# [Extracted records]

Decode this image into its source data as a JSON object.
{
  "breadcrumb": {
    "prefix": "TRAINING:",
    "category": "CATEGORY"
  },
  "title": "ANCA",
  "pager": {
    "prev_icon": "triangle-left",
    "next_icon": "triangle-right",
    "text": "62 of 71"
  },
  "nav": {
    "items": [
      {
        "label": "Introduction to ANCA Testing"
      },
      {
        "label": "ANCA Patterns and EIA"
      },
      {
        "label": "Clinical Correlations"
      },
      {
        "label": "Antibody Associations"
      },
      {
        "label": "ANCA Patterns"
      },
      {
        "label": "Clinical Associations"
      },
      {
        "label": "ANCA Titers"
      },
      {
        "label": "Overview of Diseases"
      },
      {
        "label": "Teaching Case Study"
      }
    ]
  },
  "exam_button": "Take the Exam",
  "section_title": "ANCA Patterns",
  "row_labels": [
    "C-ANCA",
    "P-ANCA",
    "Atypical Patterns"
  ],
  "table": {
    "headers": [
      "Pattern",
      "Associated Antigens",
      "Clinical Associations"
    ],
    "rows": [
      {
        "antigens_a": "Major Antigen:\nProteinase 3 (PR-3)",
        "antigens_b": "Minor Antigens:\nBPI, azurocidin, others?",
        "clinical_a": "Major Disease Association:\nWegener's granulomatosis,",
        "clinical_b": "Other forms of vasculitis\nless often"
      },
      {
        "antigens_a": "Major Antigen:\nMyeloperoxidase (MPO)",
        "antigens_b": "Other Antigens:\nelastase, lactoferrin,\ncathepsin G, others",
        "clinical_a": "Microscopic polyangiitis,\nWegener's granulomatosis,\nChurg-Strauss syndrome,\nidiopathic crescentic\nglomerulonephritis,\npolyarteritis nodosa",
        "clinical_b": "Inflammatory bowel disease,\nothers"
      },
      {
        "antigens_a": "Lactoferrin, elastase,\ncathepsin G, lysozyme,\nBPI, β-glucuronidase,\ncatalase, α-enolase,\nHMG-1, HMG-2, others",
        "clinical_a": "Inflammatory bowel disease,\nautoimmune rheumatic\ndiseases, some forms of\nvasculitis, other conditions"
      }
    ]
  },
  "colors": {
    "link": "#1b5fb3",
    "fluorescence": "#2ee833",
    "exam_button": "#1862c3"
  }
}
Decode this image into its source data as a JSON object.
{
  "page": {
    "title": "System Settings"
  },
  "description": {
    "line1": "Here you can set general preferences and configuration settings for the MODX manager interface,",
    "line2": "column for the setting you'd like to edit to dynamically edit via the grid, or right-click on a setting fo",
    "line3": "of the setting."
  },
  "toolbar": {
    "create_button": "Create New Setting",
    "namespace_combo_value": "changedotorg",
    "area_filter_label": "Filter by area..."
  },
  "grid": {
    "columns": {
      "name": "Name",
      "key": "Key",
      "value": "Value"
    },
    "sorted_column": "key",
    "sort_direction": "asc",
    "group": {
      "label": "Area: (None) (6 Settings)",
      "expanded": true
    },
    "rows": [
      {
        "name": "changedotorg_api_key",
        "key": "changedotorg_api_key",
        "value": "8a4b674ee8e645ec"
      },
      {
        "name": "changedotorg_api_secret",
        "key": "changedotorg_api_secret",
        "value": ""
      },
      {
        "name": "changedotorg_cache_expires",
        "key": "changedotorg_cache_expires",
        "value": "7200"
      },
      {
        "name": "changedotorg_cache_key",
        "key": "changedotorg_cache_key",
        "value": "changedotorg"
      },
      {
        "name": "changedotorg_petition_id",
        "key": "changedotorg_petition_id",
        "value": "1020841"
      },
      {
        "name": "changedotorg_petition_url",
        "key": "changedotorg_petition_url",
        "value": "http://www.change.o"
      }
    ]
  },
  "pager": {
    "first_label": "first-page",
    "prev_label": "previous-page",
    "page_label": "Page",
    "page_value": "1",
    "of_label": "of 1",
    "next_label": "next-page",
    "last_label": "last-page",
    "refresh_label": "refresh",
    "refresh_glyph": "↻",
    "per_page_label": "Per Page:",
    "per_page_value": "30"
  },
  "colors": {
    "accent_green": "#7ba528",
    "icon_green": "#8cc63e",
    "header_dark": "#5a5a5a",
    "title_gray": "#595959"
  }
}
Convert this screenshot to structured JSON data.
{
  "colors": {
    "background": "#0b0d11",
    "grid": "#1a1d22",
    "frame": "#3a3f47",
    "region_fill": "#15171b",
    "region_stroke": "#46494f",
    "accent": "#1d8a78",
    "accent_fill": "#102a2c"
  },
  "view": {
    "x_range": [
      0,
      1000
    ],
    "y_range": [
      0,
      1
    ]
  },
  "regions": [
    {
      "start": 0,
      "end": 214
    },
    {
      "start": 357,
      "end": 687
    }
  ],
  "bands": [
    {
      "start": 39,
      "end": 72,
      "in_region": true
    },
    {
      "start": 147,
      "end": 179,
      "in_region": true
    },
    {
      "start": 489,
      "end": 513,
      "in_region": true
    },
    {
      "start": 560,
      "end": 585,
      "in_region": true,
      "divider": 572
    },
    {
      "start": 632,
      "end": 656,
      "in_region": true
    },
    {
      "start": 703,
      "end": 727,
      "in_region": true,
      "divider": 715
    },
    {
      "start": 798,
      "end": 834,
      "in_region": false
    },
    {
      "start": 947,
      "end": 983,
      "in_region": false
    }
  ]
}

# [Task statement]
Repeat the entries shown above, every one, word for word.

# [Answer for this exercise]
Decode this image into its source data as a JSON object.
{
  "breadcrumb": {
    "prefix": "TRAINING:",
    "category": "CATEGORY"
  },
  "title": "ANCA",
  "pager": {
    "prev_icon": "triangle-left",
    "next_icon": "triangle-right",
    "text": "62 of 71"
  },
  "nav": {
    "items": [
      {
        "label": "Introduction to ANCA Testing"
      },
      {
        "label": "ANCA Patterns and EIA"
      },
      {
        "label": "Clinical Correlations"
      },
      {
        "label": "Antibody Associations"
      },
      {
        "label": "ANCA Patterns"
      },
      {
        "label": "Clinical Associations"
      },
      {
        "label": "ANCA Titers"
      },
      {
        "label": "Overview of Diseases"
      },
      {
        "label": "Teaching Case Study"
      }
    ]
  },
  "exam_button": "Take the Exam",
  "section_title": "ANCA Patterns",
  "row_labels": [
    "C-ANCA",
    "P-ANCA",
    "Atypical Patterns"
  ],
  "table": {
    "headers": [
      "Pattern",
      "Associated Antigens",
      "Clinical Associations"
    ],
    "rows": [
      {
        "antigens_a": "Major Antigen:\nProteinase 3 (PR-3)",
        "antigens_b": "Minor Antigens:\nBPI, azurocidin, others?",
        "clinical_a": "Major Disease Association:\nWegener's granulomatosis,",
        "clinical_b": "Other forms of vasculitis\nless often"
      },
      {
        "antigens_a": "Major Antigen:\nMyeloperoxidase (MPO)",
        "antigens_b": "Other Antigens:\nelastase, lactoferrin,\ncathepsin G, others",
        "clinical_a": "Microscopic polyangiitis,\nWegener's granulomatosis,\nChurg-Strauss syndrome,\nidiopathic crescentic\nglomerulonephritis,\npolyarteritis nodosa",
        "clinical_b": "Inflammatory bowel disease,\nothers"
      },
      {
        "antigens_a": "Lactoferrin, elastase,\ncathepsin G, lysozyme,\nBPI, β-glucuronidase,\ncatalase, α-enolase,\nHMG-1, HMG-2, others",
        "clinical_a": "Inflammatory bowel disease,\nautoimmune rheumatic\ndiseases, some forms of\nvasculitis, other conditions"
      }
    ]
  },
  "colors": {
    "link": "#1b5fb3",
    "fluorescence": "#2ee833",
    "exam_button": "#1862c3"
  }
}
Decode this image into its source data as a JSON object.
{
  "page": {
    "title": "System Settings"
  },
  "description": {
    "line1": "Here you can set general preferences and configuration settings for the MODX manager interface,",
    "line2": "column for the setting you'd like to edit to dynamically edit via the grid, or right-click on a setting fo",
    "line3": "of the setting."
  },
  "toolbar": {
    "create_button": "Create New Setting",
    "namespace_combo_value": "changedotorg",
    "area_filter_label": "Filter by area..."
  },
  "grid": {
    "columns": {
      "name": "Name",
      "key": "Key",
      "value": "Value"
    },
    "sorted_column": "key",
    "sort_direction": "asc",
    "group": {
      "label": "Area: (None) (6 Settings)",
      "expanded": true
    },
    "rows": [
      {
        "name": "changedotorg_api_key",
        "key": "changedotorg_api_key",
        "value": "8a4b674ee8e645ec"
      },
      {
        "name": "changedotorg_api_secret",
        "key": "changedotorg_api_secret",
        "value": ""
      },
      {
        "name": "changedotorg_cache_expires",
        "key": "changedotorg_cache_expires",
        "value": "7200"
      },
      {
        "name": "changedotorg_cache_key",
        "key": "changedotorg_cache_key",
        "value": "changedotorg"
      },
      {
        "name": "changedotorg_petition_id",
        "key": "changedotorg_petition_id",
        "value": "1020841"
      },
      {
        "name": "changedotorg_petition_url",
        "key": "changedotorg_petition_url",
        "value": "http://www.change.o"
      }
    ]
  },
  "pager": {
    "first_label": "first-page",
    "prev_label": "previous-page",
    "page_label": "Page",
    "page_value": "1",
    "of_label": "of 1",
    "next_label": "next-page",
    "last_label": "last-page",
    "refresh_label": "refresh",
    "refresh_glyph": "↻",
    "per_page_label": "Per Page:",
    "per_page_value": "30"
  },
  "colors": {
    "accent_green": "#7ba528",
    "icon_green": "#8cc63e",
    "header_dark": "#5a5a5a",
    "title_gray": "#595959"
  }
}
Convert this screenshot to structured JSON data.
{
  "colors": {
    "background": "#0b0d11",
    "grid": "#1a1d22",
    "frame": "#3a3f47",
    "region_fill": "#15171b",
    "region_stroke": "#46494f",
    "accent": "#1d8a78",
    "accent_fill": "#102a2c"
  },
  "view": {
    "x_range": [
      0,
      1000
    ],
    "y_range": [
      0,
      1
    ]
  },
  "regions": [
    {
      "start": 0,
      "end": 214
    },
    {
      "start": 357,
      "end": 687
    }
  ],
  "bands": [
    {
      "start": 39,
      "end": 72,
      "in_region": true
    },
    {
      "start": 147,
      "end": 179,
      "in_region": true
    },
    {
      "start": 489,
      "end": 513,
      "in_region": true
    },
    {
      "start": 560,
      "end": 585,
      "in_region": true,
      "divider": 572
    },
    {
      "start": 632,
      "end": 656,
      "in_region": true
    },
    {
      "start": 703,
      "end": 727,
      "in_region": true,
      "divider": 715
    },
    {
      "start": 798,
      "end": 834,
      "in_region": false
    },
    {
      "start": 947,
      "end": 983,
      "in_region": false
    }
  ]
}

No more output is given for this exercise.